If the Alpha Cruxis (say it kru-cis) is the brightest star of the Southern Cross constellation, then it is not surprising that Berlin based designer Rebecca Martin used such a sharp, luminous reference point as the namesake for her ongoing design project. Her debut handbag collection "Geometry" released under the label features five cleanly executed leather pieces that evince an unwavering commitment to form, process and mathematical precision. With an aesthetic located somewhere between industrial architecture and abstract sculpture, each geometrically informed handbag is striking in its subtlety. Rebecca Martin was kind enough to let METAL scope out her charming Neukolln studio and shed some light on the dimensions of this promising and unique addition to the growing number of young, independent Berlin based labels.
I think I’m right in saying Rebecca that you, Cheyenne the photographer and I are all Australian ex-pats – which is perhaps unremarkable given we are in Berlin! Can you tell us a little about how you came to relocate to Berlin, and your background in fashion design?
I was born in Tasmania and grew up in Tassie, Inverloch and Warrnambool – so, country girl. All the places where I grew up were really beautiful, small rural areas but I was definitely craving something else, something more exciting. Berlin however was not planned.
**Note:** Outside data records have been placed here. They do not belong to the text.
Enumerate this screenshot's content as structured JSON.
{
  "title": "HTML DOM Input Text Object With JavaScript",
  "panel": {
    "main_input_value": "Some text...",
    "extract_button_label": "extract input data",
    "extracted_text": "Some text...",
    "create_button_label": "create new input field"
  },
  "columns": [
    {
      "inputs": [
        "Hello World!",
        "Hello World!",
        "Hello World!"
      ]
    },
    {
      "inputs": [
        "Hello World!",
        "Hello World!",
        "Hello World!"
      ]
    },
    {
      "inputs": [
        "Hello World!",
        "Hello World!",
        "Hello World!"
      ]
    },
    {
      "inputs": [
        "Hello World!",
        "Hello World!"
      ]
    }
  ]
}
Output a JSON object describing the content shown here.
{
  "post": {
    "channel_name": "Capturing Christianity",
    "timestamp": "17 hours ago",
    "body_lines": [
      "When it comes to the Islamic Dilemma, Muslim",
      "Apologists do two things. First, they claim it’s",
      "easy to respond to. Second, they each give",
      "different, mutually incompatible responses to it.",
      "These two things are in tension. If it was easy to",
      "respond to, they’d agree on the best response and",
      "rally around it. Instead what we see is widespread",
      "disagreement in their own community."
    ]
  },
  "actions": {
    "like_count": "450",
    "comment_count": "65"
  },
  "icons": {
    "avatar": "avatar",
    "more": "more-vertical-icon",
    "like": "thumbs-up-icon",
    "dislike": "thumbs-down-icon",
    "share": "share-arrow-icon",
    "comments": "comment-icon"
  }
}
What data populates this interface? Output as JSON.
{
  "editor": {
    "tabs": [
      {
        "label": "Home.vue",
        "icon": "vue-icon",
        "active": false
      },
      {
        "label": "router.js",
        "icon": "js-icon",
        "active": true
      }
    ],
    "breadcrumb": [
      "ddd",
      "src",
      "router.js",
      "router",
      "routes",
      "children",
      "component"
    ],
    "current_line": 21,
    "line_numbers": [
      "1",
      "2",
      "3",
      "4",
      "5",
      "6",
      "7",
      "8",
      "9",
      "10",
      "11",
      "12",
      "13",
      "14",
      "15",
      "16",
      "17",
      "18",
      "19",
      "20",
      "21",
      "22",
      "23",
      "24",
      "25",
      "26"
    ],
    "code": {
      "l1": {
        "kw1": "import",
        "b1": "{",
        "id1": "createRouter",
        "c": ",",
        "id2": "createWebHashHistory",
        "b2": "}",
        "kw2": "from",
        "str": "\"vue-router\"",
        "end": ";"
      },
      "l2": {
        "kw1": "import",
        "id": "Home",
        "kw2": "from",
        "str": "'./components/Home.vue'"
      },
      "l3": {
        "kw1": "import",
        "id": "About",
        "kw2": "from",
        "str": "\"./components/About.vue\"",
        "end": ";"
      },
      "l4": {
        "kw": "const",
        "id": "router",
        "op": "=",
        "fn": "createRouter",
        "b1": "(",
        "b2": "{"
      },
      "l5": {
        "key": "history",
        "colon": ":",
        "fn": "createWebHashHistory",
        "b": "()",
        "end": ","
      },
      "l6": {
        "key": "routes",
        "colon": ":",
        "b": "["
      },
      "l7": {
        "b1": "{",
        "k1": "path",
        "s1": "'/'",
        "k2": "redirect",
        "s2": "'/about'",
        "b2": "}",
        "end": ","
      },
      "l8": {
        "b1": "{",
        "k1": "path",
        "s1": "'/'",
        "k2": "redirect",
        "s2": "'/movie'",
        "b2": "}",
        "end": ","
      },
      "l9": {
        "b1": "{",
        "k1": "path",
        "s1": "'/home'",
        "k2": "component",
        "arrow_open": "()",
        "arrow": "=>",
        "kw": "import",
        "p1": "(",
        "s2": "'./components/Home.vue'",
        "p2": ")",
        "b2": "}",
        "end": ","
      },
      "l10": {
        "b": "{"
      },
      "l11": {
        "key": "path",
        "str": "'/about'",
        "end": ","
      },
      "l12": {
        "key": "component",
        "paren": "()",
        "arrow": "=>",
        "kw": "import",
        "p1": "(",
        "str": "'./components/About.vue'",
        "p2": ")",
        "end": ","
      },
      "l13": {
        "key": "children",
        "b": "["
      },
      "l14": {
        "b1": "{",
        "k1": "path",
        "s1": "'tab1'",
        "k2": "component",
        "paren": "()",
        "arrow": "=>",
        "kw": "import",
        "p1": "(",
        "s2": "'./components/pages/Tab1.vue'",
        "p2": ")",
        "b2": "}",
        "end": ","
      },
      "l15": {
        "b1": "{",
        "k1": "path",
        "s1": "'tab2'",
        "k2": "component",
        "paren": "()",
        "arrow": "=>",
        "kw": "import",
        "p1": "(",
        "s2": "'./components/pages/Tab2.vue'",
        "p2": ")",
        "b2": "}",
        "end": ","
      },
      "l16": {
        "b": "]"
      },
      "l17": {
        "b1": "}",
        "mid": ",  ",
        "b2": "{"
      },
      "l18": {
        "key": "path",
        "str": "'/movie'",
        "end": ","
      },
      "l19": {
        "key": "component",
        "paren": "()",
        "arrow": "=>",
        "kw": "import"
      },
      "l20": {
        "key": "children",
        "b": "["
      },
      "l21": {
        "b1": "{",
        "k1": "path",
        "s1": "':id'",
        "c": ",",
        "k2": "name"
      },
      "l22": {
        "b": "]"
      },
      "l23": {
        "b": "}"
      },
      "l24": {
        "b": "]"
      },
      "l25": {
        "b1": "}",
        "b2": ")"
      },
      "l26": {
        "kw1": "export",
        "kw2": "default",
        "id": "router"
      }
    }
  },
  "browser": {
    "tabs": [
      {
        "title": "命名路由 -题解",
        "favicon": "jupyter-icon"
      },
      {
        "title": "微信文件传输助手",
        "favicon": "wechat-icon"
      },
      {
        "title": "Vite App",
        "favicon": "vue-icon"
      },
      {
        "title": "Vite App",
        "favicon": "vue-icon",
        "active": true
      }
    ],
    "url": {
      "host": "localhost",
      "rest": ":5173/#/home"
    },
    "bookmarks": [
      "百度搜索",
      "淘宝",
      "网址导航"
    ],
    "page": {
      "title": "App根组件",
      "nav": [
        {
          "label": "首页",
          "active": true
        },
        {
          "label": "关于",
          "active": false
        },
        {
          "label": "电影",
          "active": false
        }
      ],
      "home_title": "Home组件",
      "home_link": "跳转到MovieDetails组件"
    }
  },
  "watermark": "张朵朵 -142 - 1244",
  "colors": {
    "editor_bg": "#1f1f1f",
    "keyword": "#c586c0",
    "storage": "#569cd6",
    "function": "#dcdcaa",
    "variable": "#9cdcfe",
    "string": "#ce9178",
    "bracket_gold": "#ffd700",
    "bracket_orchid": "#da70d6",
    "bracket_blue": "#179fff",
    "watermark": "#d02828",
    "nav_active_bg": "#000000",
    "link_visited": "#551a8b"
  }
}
I spent ten years in Melbourne, and after graduating from RMIT (Royal Melbourne Institute for Technology) in 2010 with a Bachelor of Design I left Australia and interned at Barbara i Gongini in Copenhagen. I planned to do more internships, move to London and look for work – but I visited Berlin in the summer of 2011 and like lots of people I planned to visit for two weeks, stayed for two months, loved it, and decided to stay. It felt to me like the best place to be. I’m super happy living and working from here and plan to stay for a long time.
How have other fields of design, such as architecture, influenced your current collection?
Well I do find inspiration in geometric, architectural structures, but it’s more so everyday objects that filter in through my daily experiences, and I think that’s reflected in the look book. I tend to have a very micro view of things. Sometimes when I’m taking pictures I’ll take very close up shots of things and often it’s some small detail or edge or angle of some everyday object that someone else might not think twice about. I think that’s what really feeds my creativity.
Your designs appear at first to be unquestionably feminine and strong. Items such as the pyramidal coin purse hint at a unisex dimension; was this intentional?
Well no, not necessarily, but I’m really happy that I’ve had guys interested in the collection and wanting to buy pieces. I absolutely love that and I’ll definitely be designing more unisex pieces in the future.
When and where did your love for the tradition of leather craftsmanship develop?
As a graduate student at University, I mean, all through my studies, I loved working with leather, but in my final year I started working with 3mm thick vegetable tanned leather. I’m a self-taught leather worker and through testing the different techniques I developed a love for precise, detailed works. It seemed like a material and technique that really suited me. The first bags that I made were part of an exhibition and two of those bags are in this collection and of course I developed it further.
Alpha Cruxis seems to be following the return over the last decade to traditionally producing quality, timeless pieces as opposed to mass-produced, disposable products. Do you see this as an important shift?
I think it’s fantastic that more people are aware of where and how products are being made. It can only be a positive thing if more designers are working this way, people are becoming aware and I think that’s great.
Your designs have been kept clean and minimal, but I would imagine this aesthetic masks quite a complex and involved process?
Yes absolutely. There are somewhere between 20-25 processes that go into making the bags. Some of them are quite strenuous (laughs) I have to have very strong hands. There are a lot of processes you wouldn’t imagine would go into these bags. Like sanding – that’s perhaps not something you would associate so much with leather. I like those processes which seem closer to carpentry than fashion, when it is about precise angles, carving, sanding; that kinds of techniques.
What specifically distinguishes Alpha Cruxis as a ‘design project’?
When I started Alpha Cruxis I wasn’t sure of what direction it would go. I had always planned on doing more collections, but I also would like to use it as a platform to do collaborations and work on other pieces that aren’t necessarily handbags. I’m currently working with the photographer who did the look book shoot and I really enjoy doing still life styling. I’ve also done some leather body pieces in the past and I’d like to return to that. So I didn’t want to limit it to being just one thing, I wanted to make it a broader project. I am however increasingly referring to it as a label.
How important do you think it is that independent designers remain current without becoming slaves to the demands of the consumer?
I think it will be something I will have to balance. I’ve been designing and producing in a somewhat selfish way – I do this because I love it. Of course I have to keep potential customers in mind, I think that’s important, but I think it’s more important that you are true to yourself and your aesthetic and the reasons you went into the design industry. I think the biggest thing you have to learn is to trust yourself and trust your gut.
And what can we expect from the future of Alpha Cruxis?
I’m starting to work on the new collection now, I’m thinking of adding a little color in terms of details. I think the aesthetic of the GEOMETRY collection is so strong and central to Alpha Cruxis that it will continue to inform future projects in some way or another, but it will be interesting to see how it evolves.